The hiring of Leo Apotheker, a prominent salesman from the software industry, to run the world’s biggest computer maker sends a strong message about what lies in store for Hewlett-Packard.
With the tough job of knocking the company’s operations into shape now largely completed, its board wants to shift the focus back to expanding its sales and reinforcing its relations with customers.
Mr Apotheker, a former chief executive of SAP, the German software company, represents a sharp contrast in experience and style to Mark Hurd, who was forced out as HP’s chief executive less than two months ago.
While Mr Hurd was a hard-nosed operations expert, Mr Apotheker built his career at SAP by expanding the company’s sales operations around the world.
That included running several of its country-level sales organisations, including the US, before going on to head its overall sales operations and, eventually, rising to the position of chief executive.
Paul Hamerman, an analyst at Forrester Research, said the selection of Mr Apotheker was “a rather odd choice”.
“He brings some strengths to the table: he built the SAP global sales organisation and is very well connected with very large companies,” he said. “On the other hand, the employee morale and customer relations did suffer under his tenure as CEO and that is a risk for HP.”
Mr Apotheker, a German national, relishes his reputation as a cosmopolitan, says one person who has worked with him. This contrasts with Mr Hurd, who spent most of his career in the US mid-West as head of computer-maker NCR.
Yet it was Mr Apotheker’s lot to take the helm at SAP in the middle of a deep recession, casting him in the role of cost-cutter and forcing him to find ways to boost revenues that antagonised some of SAP’s biggest customers and eventually proved his undoing.
As co-chief executive with Henning Kagermann, one of SAP’s founders, Mr Apotheker bore the brunt of the criticism in Germany for SAP’s decision in early 2009 to cut 3,000 jobs, the first cull in its history. He was also criticised for trying to offset slower software sales by ramping up maintenance fees for existing customers, a decision that caused a backlash from SAP’s biggest domestic customers.
The fall-out led SAP’s board to force Mr Apotheker out earlier this year, less than 12 months after he had become sole chief executive.
Mr Apotheker’s brief leadership was bedevilled by delays to one of the company’s most important initiatives of recent years. Known as Business by Design, the software was intended to launch the company deeper into the small business market and give it its first big foothold in the market for delivering software over the internet.

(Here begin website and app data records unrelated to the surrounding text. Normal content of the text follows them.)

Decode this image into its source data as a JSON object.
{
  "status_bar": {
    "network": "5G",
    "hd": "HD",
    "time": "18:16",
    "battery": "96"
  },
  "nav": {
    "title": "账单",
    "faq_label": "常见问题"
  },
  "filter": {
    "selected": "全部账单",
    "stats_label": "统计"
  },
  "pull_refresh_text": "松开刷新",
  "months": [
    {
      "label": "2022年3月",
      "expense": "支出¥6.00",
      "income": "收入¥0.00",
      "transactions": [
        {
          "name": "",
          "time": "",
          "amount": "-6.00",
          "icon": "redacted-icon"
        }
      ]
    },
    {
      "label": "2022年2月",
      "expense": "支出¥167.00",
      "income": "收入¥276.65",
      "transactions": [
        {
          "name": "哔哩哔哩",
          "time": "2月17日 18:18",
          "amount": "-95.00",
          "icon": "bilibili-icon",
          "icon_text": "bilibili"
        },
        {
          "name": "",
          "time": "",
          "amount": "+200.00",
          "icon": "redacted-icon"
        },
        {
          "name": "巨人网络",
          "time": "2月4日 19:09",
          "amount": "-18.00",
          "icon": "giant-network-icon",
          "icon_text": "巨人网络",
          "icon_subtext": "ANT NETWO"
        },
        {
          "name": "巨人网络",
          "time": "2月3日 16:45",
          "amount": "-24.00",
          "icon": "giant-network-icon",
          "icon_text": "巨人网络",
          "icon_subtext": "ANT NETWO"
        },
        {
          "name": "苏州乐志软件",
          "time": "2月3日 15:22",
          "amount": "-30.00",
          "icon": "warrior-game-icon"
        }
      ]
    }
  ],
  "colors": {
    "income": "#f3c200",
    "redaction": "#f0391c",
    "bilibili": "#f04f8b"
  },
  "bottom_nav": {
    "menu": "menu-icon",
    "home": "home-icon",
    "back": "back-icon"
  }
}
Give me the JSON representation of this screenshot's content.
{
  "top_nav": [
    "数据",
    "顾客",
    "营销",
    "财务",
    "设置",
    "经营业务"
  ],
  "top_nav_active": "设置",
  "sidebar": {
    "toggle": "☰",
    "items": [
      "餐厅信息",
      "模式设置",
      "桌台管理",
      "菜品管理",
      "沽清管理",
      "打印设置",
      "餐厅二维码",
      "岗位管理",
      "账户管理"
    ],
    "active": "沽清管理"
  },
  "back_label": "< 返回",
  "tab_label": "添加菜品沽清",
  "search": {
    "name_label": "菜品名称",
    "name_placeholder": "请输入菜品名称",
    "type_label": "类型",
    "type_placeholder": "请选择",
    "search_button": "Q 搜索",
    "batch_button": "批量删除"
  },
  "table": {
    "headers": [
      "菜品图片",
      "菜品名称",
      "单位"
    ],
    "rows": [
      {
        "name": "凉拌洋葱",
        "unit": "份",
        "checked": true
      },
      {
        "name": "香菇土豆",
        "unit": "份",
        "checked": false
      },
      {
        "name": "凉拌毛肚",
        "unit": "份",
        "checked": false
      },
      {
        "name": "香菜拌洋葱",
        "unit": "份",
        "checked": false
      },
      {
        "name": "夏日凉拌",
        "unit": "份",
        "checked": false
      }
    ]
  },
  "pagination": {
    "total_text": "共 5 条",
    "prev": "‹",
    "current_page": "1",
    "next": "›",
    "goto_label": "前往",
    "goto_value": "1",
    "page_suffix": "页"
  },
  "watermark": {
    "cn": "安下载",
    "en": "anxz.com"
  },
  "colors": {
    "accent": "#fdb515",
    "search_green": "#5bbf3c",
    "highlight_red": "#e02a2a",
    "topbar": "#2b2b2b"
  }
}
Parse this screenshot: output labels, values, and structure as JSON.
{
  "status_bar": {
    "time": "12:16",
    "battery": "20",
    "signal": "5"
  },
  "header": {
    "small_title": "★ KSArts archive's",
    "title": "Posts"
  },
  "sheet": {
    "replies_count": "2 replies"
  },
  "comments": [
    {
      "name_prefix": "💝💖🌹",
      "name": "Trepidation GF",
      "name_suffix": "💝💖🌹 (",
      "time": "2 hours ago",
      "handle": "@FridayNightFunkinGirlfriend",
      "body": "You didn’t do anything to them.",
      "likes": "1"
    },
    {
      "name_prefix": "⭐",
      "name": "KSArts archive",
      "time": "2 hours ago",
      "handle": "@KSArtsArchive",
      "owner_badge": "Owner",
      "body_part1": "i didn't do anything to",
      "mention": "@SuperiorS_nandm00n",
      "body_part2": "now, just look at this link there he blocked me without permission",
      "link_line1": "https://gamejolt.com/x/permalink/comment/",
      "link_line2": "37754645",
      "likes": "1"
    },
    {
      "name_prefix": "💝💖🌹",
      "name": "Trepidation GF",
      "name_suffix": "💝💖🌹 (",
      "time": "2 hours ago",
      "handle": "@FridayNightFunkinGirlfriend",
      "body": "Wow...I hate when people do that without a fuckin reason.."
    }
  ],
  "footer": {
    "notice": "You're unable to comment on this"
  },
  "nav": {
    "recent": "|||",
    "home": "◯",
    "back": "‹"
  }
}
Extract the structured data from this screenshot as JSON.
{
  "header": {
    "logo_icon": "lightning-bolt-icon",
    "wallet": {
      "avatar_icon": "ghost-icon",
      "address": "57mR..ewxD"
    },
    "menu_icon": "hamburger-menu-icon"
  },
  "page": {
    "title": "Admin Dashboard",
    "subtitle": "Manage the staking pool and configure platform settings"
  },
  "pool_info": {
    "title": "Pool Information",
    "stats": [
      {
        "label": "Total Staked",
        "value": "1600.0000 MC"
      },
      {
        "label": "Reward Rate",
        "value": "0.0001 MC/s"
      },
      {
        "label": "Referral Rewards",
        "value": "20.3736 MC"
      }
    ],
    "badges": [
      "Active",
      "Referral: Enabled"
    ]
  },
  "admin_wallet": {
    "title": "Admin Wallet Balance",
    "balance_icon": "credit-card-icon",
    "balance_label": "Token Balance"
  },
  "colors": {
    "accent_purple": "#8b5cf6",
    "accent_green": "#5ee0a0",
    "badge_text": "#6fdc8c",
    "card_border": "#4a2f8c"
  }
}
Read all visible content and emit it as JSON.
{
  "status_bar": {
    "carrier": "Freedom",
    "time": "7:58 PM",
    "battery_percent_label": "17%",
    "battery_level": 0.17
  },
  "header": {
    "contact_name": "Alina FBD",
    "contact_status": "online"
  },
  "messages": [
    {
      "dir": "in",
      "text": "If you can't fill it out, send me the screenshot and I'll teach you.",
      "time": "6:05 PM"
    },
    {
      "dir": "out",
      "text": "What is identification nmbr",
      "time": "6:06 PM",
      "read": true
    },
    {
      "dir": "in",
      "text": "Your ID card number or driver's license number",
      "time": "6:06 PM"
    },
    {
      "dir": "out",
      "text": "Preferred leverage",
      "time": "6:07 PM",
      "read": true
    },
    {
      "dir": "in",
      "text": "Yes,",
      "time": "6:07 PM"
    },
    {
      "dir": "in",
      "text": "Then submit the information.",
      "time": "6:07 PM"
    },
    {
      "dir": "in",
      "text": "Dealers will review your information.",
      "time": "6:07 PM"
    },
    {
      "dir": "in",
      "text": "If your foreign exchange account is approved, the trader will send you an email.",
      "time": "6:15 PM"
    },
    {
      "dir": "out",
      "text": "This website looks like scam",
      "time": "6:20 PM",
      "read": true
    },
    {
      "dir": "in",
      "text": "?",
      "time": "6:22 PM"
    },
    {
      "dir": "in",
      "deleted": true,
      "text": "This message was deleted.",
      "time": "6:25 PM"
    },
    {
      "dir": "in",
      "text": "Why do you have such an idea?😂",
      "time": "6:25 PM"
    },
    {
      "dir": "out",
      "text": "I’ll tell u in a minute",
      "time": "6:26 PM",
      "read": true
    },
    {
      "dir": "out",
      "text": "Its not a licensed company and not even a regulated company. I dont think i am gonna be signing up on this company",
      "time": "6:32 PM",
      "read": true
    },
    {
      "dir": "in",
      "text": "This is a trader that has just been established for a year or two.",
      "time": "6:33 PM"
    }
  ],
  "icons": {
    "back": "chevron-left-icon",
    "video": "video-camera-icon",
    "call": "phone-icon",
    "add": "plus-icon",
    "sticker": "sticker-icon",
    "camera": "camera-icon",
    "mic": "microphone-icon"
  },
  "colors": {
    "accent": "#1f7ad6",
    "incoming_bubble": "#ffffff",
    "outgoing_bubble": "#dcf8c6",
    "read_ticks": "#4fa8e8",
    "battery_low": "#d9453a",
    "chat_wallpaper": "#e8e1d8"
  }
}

HP’s decision to look overseas for a chief executive marks a return to earlier practices in at least one other way: Mr Apotheker’s CV echoes that of Carly Fiorina, the former chief executive who once ran sales and marketing for telecom equipment maker Lucent.